Study Tips for the New YearPosted on
Whether you’re returning to study or starting a course for the first time, here are some tips to help you make the most of your study time!
Start with a positive attitude
Starting a new year of study can be daunting, especially if you haven’t had great experiences in the past. Always start each new study period fresh and be open to changing your routine or incorporating new study techniques and habits.
It’s all about balance
Study is important, but it shouldn’t be your whole life. Try and find time in between classes and study to do something that makes you happy. Whether it’s going to the gym or reading a good book, studies have shown that giving your mind a break can often help with creativity and focus, resulting in shorter, but more productive study sessions.
Plan your time
It helps to have some plans in motion so you can make the most of your study time. A few weeks before classes start, buy a wall planner or diary and fill in all your weekly obligations (classes, assessment dates, work shifts, etc.) making sure to allocate specific blocks of time each day for study. Where you have blocks of free time, allocate things like gym workouts or visits with friends. The planner will help you keep track of everything and allow you to develop a solid routine.
Set up a study space
Your study space should be quiet, comfortable and away from any distractions. It should make you feel happy and inspired. Decorate it with pictures or your favourite inspirational quotes – anything that makes you feel productive and powerful.
Discover your learning style
Most of us have a preferred way of learning and absorbing information. Think back to times when you’ve picked up something quickly or easily and try to remember what made it click for you. Was it hearing someone explain how to do it? Did you watch someone demonstrate something? Or did you just jump in and do it yourself? If you’re an auditory learner, try reading your notes aloud or discussing them with other people. If you’re a visual learner, try using colours and diagrams, or if you’re a tactile learner, try doing a practice test or a draft essay and remember to get feedback.

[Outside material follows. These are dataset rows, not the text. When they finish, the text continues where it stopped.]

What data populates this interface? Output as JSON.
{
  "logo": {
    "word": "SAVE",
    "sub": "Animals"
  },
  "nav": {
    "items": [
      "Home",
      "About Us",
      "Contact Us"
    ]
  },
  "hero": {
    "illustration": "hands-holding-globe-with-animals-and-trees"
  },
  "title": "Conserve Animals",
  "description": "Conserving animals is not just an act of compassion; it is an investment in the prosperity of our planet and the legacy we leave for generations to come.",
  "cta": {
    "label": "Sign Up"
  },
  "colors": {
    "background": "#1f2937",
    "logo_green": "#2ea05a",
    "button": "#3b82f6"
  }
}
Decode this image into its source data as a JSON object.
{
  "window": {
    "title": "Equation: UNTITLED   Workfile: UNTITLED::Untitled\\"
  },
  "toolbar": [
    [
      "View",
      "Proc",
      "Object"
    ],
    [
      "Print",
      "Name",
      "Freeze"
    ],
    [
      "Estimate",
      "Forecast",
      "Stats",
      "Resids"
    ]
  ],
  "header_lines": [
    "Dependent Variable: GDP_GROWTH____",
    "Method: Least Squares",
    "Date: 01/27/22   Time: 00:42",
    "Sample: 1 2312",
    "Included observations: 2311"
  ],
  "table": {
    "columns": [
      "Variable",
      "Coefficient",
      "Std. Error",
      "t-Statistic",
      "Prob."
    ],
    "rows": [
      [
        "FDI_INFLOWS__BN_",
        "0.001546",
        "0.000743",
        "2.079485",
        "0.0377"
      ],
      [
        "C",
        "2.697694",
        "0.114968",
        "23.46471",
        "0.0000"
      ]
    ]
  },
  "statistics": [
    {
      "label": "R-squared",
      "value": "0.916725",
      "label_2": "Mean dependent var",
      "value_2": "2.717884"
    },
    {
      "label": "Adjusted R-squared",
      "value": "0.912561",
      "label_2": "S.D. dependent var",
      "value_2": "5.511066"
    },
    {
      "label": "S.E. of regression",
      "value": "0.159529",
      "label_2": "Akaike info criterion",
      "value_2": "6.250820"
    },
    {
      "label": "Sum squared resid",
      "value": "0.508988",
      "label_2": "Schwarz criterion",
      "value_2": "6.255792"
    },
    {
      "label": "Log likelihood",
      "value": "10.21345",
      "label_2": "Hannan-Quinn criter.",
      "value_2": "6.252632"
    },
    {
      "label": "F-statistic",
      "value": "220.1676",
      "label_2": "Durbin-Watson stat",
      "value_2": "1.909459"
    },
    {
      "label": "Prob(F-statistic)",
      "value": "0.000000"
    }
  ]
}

Studying can often feel tedious and stressful, so it helps to have something to look forward to at the end. If you’re working towards a specific career outcome, put a picture of someone in that profession up in your study space. Or if you’ve decided to treat yourself and take a gap year after you’ve got your qualification, put pictures up of all the places you’re going to travel to.